What this task involves. In the entries below, find every line holding the string "用户画像特征分析" and collect it.

[App and web page records]
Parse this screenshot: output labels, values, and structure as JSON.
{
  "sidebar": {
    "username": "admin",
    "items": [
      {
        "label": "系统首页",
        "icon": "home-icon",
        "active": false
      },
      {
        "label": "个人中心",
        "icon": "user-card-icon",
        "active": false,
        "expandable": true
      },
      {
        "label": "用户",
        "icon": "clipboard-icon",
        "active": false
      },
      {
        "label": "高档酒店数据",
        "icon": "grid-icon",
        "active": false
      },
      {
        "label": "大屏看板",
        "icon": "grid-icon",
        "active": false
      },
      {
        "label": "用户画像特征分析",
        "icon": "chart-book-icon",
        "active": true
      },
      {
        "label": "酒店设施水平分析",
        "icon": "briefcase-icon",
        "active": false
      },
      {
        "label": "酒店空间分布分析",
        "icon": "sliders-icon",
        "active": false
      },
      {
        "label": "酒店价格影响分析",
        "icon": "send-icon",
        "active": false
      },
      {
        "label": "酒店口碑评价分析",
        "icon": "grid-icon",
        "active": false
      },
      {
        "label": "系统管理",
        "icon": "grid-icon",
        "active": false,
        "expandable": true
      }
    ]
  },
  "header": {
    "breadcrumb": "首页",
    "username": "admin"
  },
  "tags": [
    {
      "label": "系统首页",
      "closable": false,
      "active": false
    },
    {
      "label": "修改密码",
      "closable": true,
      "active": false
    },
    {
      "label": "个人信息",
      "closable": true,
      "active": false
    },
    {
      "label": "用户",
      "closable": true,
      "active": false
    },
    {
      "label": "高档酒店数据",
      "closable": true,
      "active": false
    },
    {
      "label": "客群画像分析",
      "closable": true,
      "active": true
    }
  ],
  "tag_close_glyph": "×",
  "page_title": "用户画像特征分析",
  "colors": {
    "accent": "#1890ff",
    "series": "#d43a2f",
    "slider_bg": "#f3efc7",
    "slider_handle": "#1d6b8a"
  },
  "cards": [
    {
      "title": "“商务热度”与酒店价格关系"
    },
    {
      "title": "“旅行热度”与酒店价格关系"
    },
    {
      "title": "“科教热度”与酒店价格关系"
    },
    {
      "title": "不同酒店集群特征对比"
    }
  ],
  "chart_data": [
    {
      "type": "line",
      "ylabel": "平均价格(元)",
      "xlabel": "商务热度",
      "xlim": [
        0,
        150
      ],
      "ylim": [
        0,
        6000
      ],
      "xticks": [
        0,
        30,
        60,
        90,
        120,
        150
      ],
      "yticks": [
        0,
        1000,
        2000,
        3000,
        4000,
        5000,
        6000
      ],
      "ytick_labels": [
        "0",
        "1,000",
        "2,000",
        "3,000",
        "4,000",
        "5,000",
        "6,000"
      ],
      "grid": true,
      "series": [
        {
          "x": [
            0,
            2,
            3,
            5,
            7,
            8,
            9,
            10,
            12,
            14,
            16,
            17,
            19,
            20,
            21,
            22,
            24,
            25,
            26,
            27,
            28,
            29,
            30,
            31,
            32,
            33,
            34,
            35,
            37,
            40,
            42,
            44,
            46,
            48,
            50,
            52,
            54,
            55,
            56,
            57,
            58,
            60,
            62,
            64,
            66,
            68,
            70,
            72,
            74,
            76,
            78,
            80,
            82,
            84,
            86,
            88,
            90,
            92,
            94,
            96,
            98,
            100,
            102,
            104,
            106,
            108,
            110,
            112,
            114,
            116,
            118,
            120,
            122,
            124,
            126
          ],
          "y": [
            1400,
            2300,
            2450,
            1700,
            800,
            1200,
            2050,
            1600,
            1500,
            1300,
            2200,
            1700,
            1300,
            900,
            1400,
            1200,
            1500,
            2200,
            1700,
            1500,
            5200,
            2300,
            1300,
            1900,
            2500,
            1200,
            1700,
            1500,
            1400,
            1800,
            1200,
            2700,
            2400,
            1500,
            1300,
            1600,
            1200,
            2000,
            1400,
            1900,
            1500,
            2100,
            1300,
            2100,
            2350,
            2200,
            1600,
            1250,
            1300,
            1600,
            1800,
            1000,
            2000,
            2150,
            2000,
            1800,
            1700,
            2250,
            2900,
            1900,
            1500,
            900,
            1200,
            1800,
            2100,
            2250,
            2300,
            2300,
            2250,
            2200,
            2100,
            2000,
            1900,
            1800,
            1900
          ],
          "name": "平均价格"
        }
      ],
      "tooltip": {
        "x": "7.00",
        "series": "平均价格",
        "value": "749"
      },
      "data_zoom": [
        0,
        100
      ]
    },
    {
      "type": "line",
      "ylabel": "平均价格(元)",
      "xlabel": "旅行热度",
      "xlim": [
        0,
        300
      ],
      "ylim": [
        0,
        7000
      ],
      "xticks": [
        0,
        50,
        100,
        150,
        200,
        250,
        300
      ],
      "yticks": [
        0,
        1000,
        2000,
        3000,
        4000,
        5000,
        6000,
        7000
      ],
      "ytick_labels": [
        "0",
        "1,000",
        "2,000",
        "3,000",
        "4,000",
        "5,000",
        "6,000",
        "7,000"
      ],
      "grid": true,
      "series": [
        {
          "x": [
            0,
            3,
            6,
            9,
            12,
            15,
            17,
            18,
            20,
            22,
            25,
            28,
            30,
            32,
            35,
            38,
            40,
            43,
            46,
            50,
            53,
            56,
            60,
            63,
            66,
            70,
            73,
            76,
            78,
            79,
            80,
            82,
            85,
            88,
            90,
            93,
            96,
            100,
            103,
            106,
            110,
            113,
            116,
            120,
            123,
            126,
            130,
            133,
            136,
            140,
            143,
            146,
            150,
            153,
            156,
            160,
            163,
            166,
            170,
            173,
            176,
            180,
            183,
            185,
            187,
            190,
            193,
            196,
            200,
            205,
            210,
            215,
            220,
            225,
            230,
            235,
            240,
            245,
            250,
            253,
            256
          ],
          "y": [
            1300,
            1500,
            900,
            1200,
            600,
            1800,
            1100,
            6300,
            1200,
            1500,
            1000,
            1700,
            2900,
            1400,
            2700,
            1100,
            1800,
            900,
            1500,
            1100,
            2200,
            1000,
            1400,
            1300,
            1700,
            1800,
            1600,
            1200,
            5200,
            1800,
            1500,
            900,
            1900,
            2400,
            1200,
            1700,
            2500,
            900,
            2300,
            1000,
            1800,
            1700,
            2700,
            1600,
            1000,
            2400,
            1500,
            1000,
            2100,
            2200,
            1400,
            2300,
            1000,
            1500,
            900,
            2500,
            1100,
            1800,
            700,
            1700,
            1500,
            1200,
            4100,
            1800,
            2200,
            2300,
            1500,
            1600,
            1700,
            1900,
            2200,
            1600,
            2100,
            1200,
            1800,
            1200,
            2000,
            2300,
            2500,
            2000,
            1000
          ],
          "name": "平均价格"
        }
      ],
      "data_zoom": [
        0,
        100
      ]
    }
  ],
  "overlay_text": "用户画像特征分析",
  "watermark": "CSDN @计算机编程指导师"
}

Completed exercise.
        "label": "用户画像特征分析",
  "page_title": "用户画像特征分析",
  "overlay_text": "用户画像特征分析",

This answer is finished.